Traders have been betting the US central bank will not be able to raise rates as planned

 Federal Reserve board chairman Jerome Powell:  A combination of poor economic data and more cautious notes from the Fed helped fuel the jump in rate cutting expectations. Photograph: Yuri Gripas/Reuters

Federal Reserve board chairman Jerome Powell: A combination of poor economic data and more cautious notes from the Fed helped fuel the jump in rate cutting expectations. Photograph: Yuri Gripas/Reuters

 

Investors are now pricing in a greater probability that the Federal Reserve will cut rates rather than raise them in 2019, highlighting the rising fears that the economic slowdown could deepen into an outright recession.

Traders have been ratcheting up bets that the US central bank will not be able to raise interest rates the two times it planned for in 2019. The last time it indicated such an intention was as recently as the December meeting.

But with markets still rocky and worries over China’s economy mounting, the Fed Funds futures market – where traders can speculate on where interest rates are heading – now indicates that investors think there is no chance the Fed lifts rates in 2019.

Moreover, the implied odds on the Fed actually reversing rates and cutting rates from the current 2.25-2.5 per cent corridor has jumped to nearly 30 per cent, up from almost zero when the market turbulence began this autumn. Indeed, the markets-derived probability of a rate cut has doubled just since the start of the year.

A combination of poor economic data and more cautious notes from the Fed helped fuel the jump in rate cutting expectations.

The ISM Manufacturing index was much weaker than expected in December, according to data released on Thursday morning, and Robert Kaplan, the president of the Federal Reserve Bank of Dallas, on Thursday indicated that he thought the Fed should pause its rate increases until there is more clarity on the global economy.

“We should not take any further action on interest rates until these issues are resolved, for better, for worse,” Mr Kaplan said in a Bloomberg television interview.

“So I would be an advocate of taking no action and – for example – in the first couple of quarters this year, if you asked me my base case, my base case would be take no action at all.”

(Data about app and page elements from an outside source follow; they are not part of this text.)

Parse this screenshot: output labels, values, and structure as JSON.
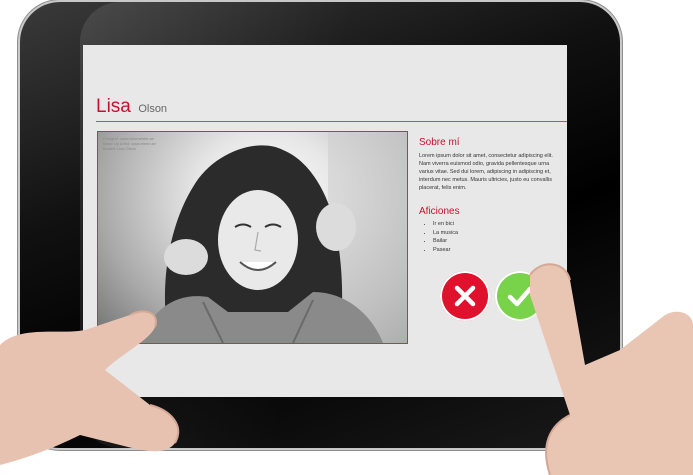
{
  "profile": {
    "first_name": "Lisa",
    "last_name": "Olson",
    "photo_credit": [
      "Fotograf: www.fotomehler.se",
      "Make Up Artist: www.elenn.se",
      "Modell: Lisa Olson"
    ]
  },
  "about": {
    "heading": "Sobre mí",
    "text": "Lorem ipsum dolor sit amet, consectetur adipiscing elit. Nam viverra euismod odio, gravida pellentesque urna varius vitae. Sed dui lorem, adipiscing in adipiscing et, interdum nec metus. Mauris ultricies, justo eu convallis placerat, felis enim."
  },
  "hobbies": {
    "heading": "Aficiones",
    "items": [
      "Ir en bici",
      "La musica",
      "Bailar",
      "Pasear"
    ]
  },
  "actions": {
    "reject_icon": "x-icon",
    "accept_icon": "check-icon",
    "reject_color": "#e0112c",
    "accept_color": "#78d24a"
  },
  "colors": {
    "accent": "#c8102e",
    "screen_bg": "#e8e8e8"
  }
}
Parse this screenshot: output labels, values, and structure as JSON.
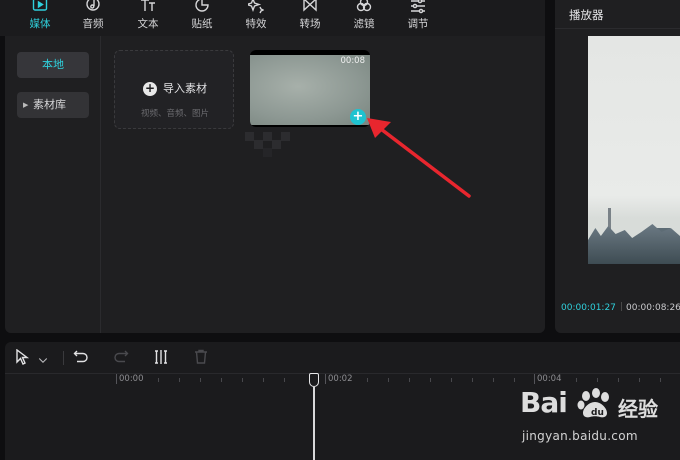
{
  "toolbar": {
    "items": [
      {
        "label": "媒体",
        "icon": "media-play-icon",
        "active": true
      },
      {
        "label": "音频",
        "icon": "music-note-icon"
      },
      {
        "label": "文本",
        "icon": "text-icon"
      },
      {
        "label": "贴纸",
        "icon": "sticker-icon"
      },
      {
        "label": "特效",
        "icon": "sparkle-icon"
      },
      {
        "label": "转场",
        "icon": "transition-icon"
      },
      {
        "label": "滤镜",
        "icon": "filter-icon"
      },
      {
        "label": "调节",
        "icon": "adjust-sliders-icon"
      }
    ]
  },
  "media": {
    "nav": {
      "local": "本地",
      "library": "素材库"
    },
    "import": {
      "label": "导入素材",
      "sub": "视频、音频、图片"
    },
    "clip": {
      "duration": "00:08"
    }
  },
  "player": {
    "title": "播放器",
    "current_time": "00:00:01:27",
    "separator": "|",
    "total_time": "00:00:08:26"
  },
  "timeline": {
    "ruler": [
      "00:00",
      "00:02",
      "00:04"
    ]
  },
  "watermark": {
    "brand": "Bai",
    "brand_tail": "经验",
    "url": "jingyan.baidu.com"
  },
  "colors": {
    "accent": "#2fd0dc",
    "arrow": "#e8262e",
    "add_button": "#1fc3d0"
  }
}
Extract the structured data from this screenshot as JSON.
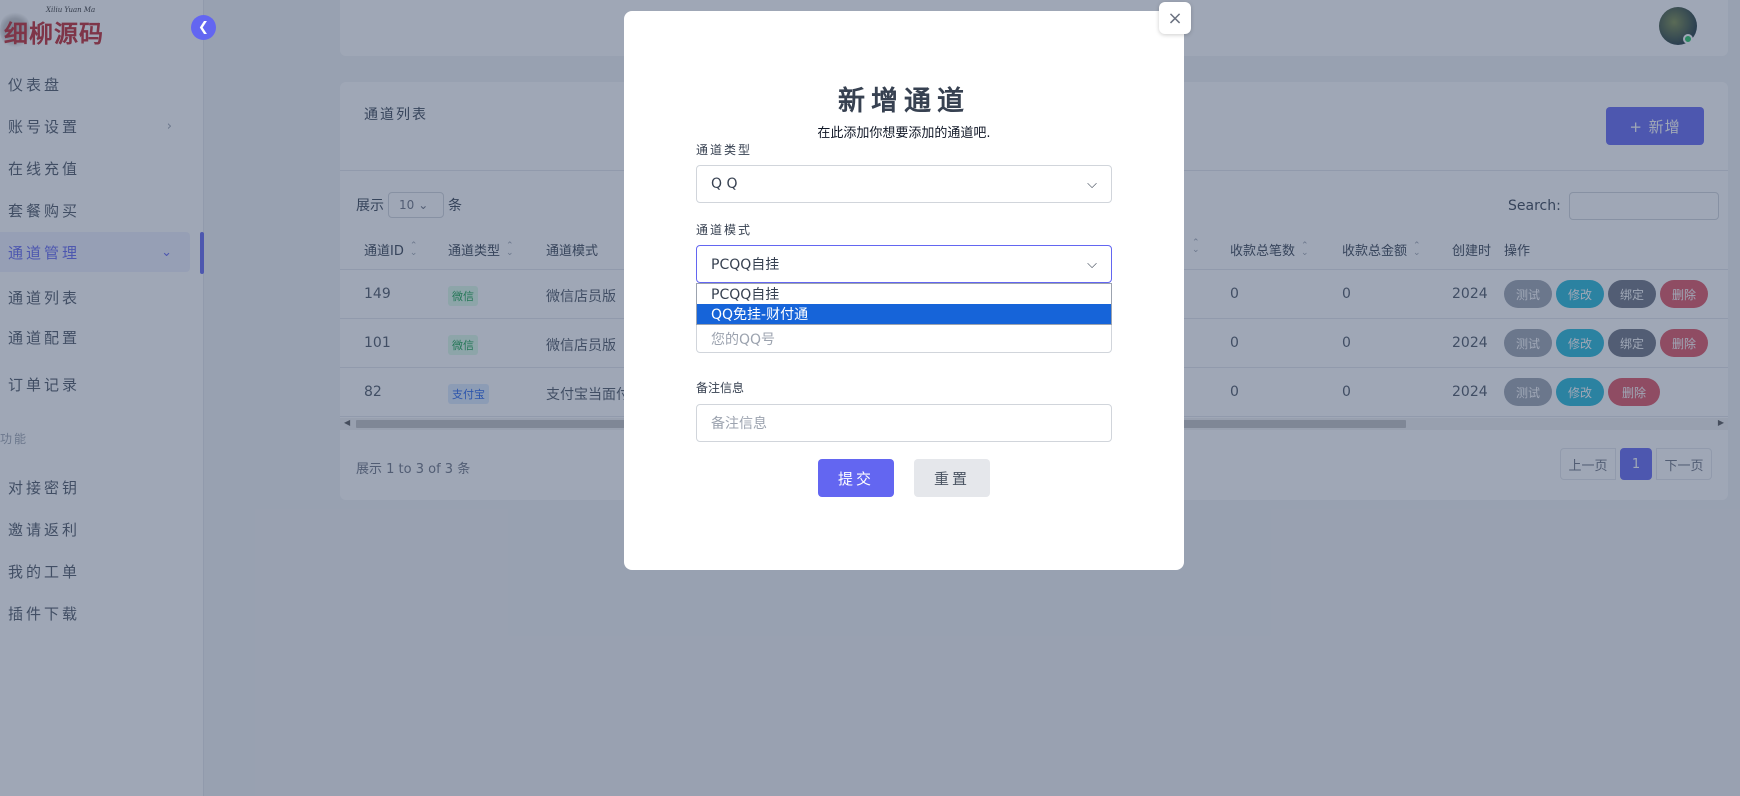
{
  "brand": {
    "logo_text": "细柳源码",
    "logo_script": "Xiliu Yuan Ma"
  },
  "sidebar": {
    "items": [
      {
        "label": "仪表盘"
      },
      {
        "label": "账号设置",
        "chevron": "›"
      },
      {
        "label": "在线充值"
      },
      {
        "label": "套餐购买"
      },
      {
        "label": "通道管理",
        "chevron": "⌄"
      },
      {
        "label": "通道列表"
      },
      {
        "label": "通道配置"
      },
      {
        "label": "订单记录"
      }
    ],
    "section_label": "功能",
    "items2": [
      {
        "label": "对接密钥"
      },
      {
        "label": "邀请返利"
      },
      {
        "label": "我的工单"
      },
      {
        "label": "插件下载"
      }
    ]
  },
  "main": {
    "card_title": "通道列表",
    "add_label": "+ 新增",
    "show_prefix": "展示",
    "page_len": "10",
    "show_suffix": "条",
    "search_label": "Search:",
    "columns": [
      "通道ID",
      "通道类型",
      "通道模式",
      "收款总笔数",
      "收款总金额",
      "创建时",
      "操作"
    ],
    "rows": [
      {
        "id": "149",
        "type": "微信",
        "mode": "微信店员版",
        "count": "0",
        "amount": "0",
        "created": "2024",
        "actions": [
          "测试",
          "修改",
          "绑定",
          "删除"
        ]
      },
      {
        "id": "101",
        "type": "微信",
        "mode": "微信店员版",
        "count": "0",
        "amount": "0",
        "created": "2024",
        "actions": [
          "测试",
          "修改",
          "绑定",
          "删除"
        ]
      },
      {
        "id": "82",
        "type": "支付宝",
        "mode": "支付宝当面付",
        "count": "0",
        "amount": "0",
        "created": "2024",
        "actions": [
          "测试",
          "修改",
          "删除"
        ]
      }
    ],
    "info": "展示 1 to 3 of 3 条",
    "pager": {
      "prev": "上一页",
      "current": "1",
      "next": "下一页"
    }
  },
  "modal": {
    "title": "新增通道",
    "subtitle": "在此添加你想要添加的通道吧.",
    "close": "×",
    "type_label": "通道类型",
    "type_value": "Q Q",
    "mode_label": "通道模式",
    "mode_value": "PCQQ自挂",
    "mode_options": [
      "PCQQ自挂",
      "QQ免挂-财付通"
    ],
    "mode_selected_index": 1,
    "account_placeholder": "您的QQ号",
    "remark_label": "备注信息",
    "remark_placeholder": "备注信息",
    "submit_label": "提交",
    "reset_label": "重置"
  },
  "colors": {
    "accent": "#6366f1",
    "overlay": "#374766",
    "danger": "#e05260",
    "info": "#22b8d6",
    "selected_option": "#1664d9"
  }
}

Although Mr Kaplan is not a voting member of the Fed’s monetary policy board this year, he is considered close to chair Jay Powell and is part of the central bank’s subcommittee on communications with markets, noted Tapas Strickland, a strategist at National Australia Bank.

– Copyright The Financial Times Limited 2019